FGPO: Does it in a way not matter anymore? You have that substantial catalog, and it’s clearly what the fans want to hear. So the pressure’s off in a way.
Hayward: I do know what you mean. That’s right. The Moody Blues is a precious memory to me, and I’m still stuck with the lineup and in awe of the lineup that we were on those first seven albums, and the fact is those will be the classic albums and I have to refer everything back to that. Is it as good as that? Is it a foot forward or a step back? We did make several albums there in the sort of late 80s — not the stuff with “Wildest Dreams” and the two albums after that, Sur la Mer and The Other Side Of Life, there were three albums that were really big. But after that you start to think you’re releasing stuff and, well, who’s actually paying attention now or cares about it? It was a bit dispiriting that the albums after that, Keys To The Kingdom and Strange Times and [December] didn’t do what we felt they should. So you just think: “Why even bother…”
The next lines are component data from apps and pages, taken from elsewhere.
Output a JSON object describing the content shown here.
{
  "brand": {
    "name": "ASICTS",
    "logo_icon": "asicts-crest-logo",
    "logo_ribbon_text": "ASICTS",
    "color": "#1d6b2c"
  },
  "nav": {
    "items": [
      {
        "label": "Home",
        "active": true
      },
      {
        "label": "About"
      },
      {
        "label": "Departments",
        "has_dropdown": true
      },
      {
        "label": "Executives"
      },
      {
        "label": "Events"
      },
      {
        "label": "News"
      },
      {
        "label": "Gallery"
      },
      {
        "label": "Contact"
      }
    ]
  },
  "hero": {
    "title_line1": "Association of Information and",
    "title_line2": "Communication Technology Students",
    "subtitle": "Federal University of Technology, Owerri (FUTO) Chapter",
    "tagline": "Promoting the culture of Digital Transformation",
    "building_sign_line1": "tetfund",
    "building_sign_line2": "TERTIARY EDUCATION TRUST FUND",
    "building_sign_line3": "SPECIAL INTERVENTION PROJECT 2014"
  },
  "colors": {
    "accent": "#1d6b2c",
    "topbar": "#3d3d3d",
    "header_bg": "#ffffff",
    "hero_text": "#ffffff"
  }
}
FGPO: So what are you up to on your own now?
Hayward: You know, I don’t know what the future holds. I might become just an ordinary human being; this life is beginning to get to me. I am doing a completely different project in December and January for somebody else, and music will always be such a large part of my life and I’m sure the solo things will continue. But I want to do it in my own time, when I think it’s worthwhile. I want it to come naturally and to come because there’s a desire and a need to do that, not for any kind of egotistical or commercial reasons. And I’ve got a lot of places that I need to go, and I do have a life outside the band — and that’ll stay outside the band or even the music. I’m sorry, but I’m not going to share them with you. [laughs.]